    Last month we wrote about a Freedom of Information request, submitted through WhatDoTheyKnow, on West Ham’s lease of the former Olympic Stadium. The resulting information was interesting enough that it became the subject of a BBC TV programme.

    The request, submitted by WhatDoTheyKnow user Richard Hunt on behalf of a group of Football Supporters’ Trusts, received some but not all of the information required. The rest was held back on grounds of ‘commercial confidentiality’, a decision which Richard asked the ICO to review.

    On 3rd September the ICO found in his favour: the stadium owners, London Legacy Development Corporation, must now provide the full contract, including details of the rent being paid. Read more in this BBC story, which states:

    The commissioner said neither West Ham nor LLDC had been able to show how revealing the details of the tenancy agreement would place them at a commercial disadvantage or how this information could be exploited by a competitor.

    This is an important point, Richard says:

    The commercial confidentiality excuse is a huge problem. I think that if a private company is involved, and the requester doesn’t have a business background, they just assume that it must be reasonable. So they don’t challenge it.

    Fortunately we had plenty of business brains, and in particular an understanding of the football business. We challenged the excuse in detail… The overall lesson is, if you get this excuse, try to gain knowledge of the business in question, and ask yourself how exactly a competitor could take advantage of the company if the information was disclosed, and whether the damage outweighs the public interest.

    Richard says he is happy to share their submissions to the ICO with anyone facing similar difficulties in obtaining information. You can contact him via WhatDoTheyKnow.

    The London Legacy Development Corporation now has until 8th October to disclose the full details of the tenancy agreement.

    Image: Pete Edgeler (cc)

  10. Gender Balance – now with lots more people

    Yesterday we told you how the data on EveryPolitician had expanded wildly in the last week. One side effect is that there are 64 new countries to play on Gender Balance.

    Our gender classification game (read more about it here) runs on politician data from EveryPolitician, so by adding a whole bunch of countries, we also expanded Gender Balance’s range.
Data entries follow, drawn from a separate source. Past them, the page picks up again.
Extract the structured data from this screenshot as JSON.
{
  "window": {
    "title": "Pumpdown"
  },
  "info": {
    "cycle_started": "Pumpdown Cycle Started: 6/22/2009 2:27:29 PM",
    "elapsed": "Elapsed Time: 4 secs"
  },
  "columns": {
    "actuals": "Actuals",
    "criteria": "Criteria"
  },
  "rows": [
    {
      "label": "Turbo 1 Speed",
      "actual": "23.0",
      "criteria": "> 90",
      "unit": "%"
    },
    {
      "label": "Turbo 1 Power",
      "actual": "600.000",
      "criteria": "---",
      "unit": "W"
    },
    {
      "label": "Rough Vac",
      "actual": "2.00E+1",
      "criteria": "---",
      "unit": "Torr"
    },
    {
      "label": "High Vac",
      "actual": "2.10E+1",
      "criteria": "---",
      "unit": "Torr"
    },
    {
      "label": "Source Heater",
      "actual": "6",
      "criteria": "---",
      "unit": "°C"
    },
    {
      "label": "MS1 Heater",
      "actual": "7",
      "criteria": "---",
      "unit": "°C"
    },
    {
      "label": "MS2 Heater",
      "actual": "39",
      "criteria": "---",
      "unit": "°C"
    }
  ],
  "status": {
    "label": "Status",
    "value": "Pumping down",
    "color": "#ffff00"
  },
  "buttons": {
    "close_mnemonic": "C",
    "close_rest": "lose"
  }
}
    It also means that, as those countries get played, we’ll be gathering even more informative and useful data about the proportions of women to men in the world’s legislatures.

    That’s all we have to say, except, 3,2,1… get playing!


    Image: Timothy Krause (cc)